(Stored dataset items)
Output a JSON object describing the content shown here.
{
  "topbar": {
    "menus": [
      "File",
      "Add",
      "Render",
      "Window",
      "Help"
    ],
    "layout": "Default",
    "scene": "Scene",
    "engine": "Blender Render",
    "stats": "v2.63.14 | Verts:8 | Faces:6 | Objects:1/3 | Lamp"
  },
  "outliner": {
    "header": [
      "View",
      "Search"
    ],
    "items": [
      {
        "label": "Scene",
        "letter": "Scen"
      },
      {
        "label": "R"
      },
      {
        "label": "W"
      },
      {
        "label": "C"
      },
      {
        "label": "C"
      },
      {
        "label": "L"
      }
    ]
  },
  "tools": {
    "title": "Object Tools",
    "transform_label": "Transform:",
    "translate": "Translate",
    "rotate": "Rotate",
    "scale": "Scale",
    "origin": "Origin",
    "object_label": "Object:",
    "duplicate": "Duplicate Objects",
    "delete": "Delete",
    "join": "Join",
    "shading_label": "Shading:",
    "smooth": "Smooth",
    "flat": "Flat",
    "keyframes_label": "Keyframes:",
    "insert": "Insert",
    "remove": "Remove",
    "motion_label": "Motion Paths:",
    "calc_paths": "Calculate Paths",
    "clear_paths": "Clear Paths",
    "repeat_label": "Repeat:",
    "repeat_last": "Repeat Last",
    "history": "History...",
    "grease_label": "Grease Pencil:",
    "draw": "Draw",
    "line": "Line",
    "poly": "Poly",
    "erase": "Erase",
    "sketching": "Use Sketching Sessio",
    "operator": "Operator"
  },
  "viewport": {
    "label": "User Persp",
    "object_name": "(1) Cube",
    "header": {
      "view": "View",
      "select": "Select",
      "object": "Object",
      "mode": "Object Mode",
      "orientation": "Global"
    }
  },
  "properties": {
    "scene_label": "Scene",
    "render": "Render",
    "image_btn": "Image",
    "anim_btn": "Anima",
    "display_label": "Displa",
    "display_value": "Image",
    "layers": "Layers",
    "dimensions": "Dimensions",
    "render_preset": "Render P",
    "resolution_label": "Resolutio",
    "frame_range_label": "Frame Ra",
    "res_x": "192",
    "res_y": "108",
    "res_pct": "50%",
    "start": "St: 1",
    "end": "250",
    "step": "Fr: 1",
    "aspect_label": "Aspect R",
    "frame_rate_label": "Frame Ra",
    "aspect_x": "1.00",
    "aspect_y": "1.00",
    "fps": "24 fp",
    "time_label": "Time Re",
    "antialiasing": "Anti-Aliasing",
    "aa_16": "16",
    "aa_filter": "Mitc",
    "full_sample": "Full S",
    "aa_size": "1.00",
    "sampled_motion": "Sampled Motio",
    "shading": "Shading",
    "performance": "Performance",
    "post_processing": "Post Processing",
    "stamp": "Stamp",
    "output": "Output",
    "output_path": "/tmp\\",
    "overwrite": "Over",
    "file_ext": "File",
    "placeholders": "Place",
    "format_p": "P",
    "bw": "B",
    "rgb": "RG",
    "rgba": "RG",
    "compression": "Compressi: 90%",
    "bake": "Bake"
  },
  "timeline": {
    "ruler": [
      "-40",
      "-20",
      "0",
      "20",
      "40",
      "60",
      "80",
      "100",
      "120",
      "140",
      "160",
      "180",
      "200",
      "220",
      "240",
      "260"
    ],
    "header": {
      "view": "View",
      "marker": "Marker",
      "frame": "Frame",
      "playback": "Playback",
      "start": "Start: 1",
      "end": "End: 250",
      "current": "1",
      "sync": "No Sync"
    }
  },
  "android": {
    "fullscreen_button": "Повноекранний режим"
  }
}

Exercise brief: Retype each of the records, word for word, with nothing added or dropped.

Problem solution:
Output a JSON object describing the content shown here.
{
  "topbar": {
    "menus": [
      "File",
      "Add",
      "Render",
      "Window",
      "Help"
    ],
    "layout": "Default",
    "scene": "Scene",
    "engine": "Blender Render",
    "stats": "v2.63.14 | Verts:8 | Faces:6 | Objects:1/3 | Lamp"
  },
  "outliner": {
    "header": [
      "View",
      "Search"
    ],
    "items": [
      {
        "label": "Scene",
        "letter": "Scen"
      },
      {
        "label": "R"
      },
      {
        "label": "W"
      },
      {
        "label": "C"
      },
      {
        "label": "C"
      },
      {
        "label": "L"
      }
    ]
  },
  "tools": {
    "title": "Object Tools",
    "transform_label": "Transform:",
    "translate": "Translate",
    "rotate": "Rotate",
    "scale": "Scale",
    "origin": "Origin",
    "object_label": "Object:",
    "duplicate": "Duplicate Objects",
    "delete": "Delete",
    "join": "Join",
    "shading_label": "Shading:",
    "smooth": "Smooth",
    "flat": "Flat",
    "keyframes_label": "Keyframes:",
    "insert": "Insert",
    "remove": "Remove",
    "motion_label": "Motion Paths:",
    "calc_paths": "Calculate Paths",
    "clear_paths": "Clear Paths",
    "repeat_label": "Repeat:",
    "repeat_last": "Repeat Last",
    "history": "History...",
    "grease_label": "Grease Pencil:",
    "draw": "Draw",
    "line": "Line",
    "poly": "Poly",
    "erase": "Erase",
    "sketching": "Use Sketching Sessio",
    "operator": "Operator"
  },
  "viewport": {
    "label": "User Persp",
    "object_name": "(1) Cube",
    "header": {
      "view": "View",
      "select": "Select",
      "object": "Object",
      "mode": "Object Mode",
      "orientation": "Global"
    }
  },
  "properties": {
    "scene_label": "Scene",
    "render": "Render",
    "image_btn": "Image",
    "anim_btn": "Anima",
    "display_label": "Displa",
    "display_value": "Image",
    "layers": "Layers",
    "dimensions": "Dimensions",
    "render_preset": "Render P",
    "resolution_label": "Resolutio",
    "frame_range_label": "Frame Ra",
    "res_x": "192",
    "res_y": "108",
    "res_pct": "50%",
    "start": "St: 1",
    "end": "250",
    "step": "Fr: 1",
    "aspect_label": "Aspect R",
    "frame_rate_label": "Frame Ra",
    "aspect_x": "1.00",
    "aspect_y": "1.00",
    "fps": "24 fp",
    "time_label": "Time Re",
    "antialiasing": "Anti-Aliasing",
    "aa_16": "16",
    "aa_filter": "Mitc",
    "full_sample": "Full S",
    "aa_size": "1.00",
    "sampled_motion": "Sampled Motio",
    "shading": "Shading",
    "performance": "Performance",
    "post_processing": "Post Processing",
    "stamp": "Stamp",
    "output": "Output",
    "output_path": "/tmp\\",
    "overwrite": "Over",
    "file_ext": "File",
    "placeholders": "Place",
    "format_p": "P",
    "bw": "B",
    "rgb": "RG",
    "rgba": "RG",
    "compression": "Compressi: 90%",
    "bake": "Bake"
  },
  "timeline": {
    "ruler": [
      "-40",
      "-20",
      "0",
      "20",
      "40",
      "60",
      "80",
      "100",
      "120",
      "140",
      "160",
      "180",
      "200",
      "220",
      "240",
      "260"
    ],
    "header": {
      "view": "View",
      "marker": "Marker",
      "frame": "Frame",
      "playback": "Playback",
      "start": "Start: 1",
      "end": "End: 250",
      "current": "1",
      "sync": "No Sync"
    }
  },
  "android": {
    "fullscreen_button": "Повноекранний режим"
  }
}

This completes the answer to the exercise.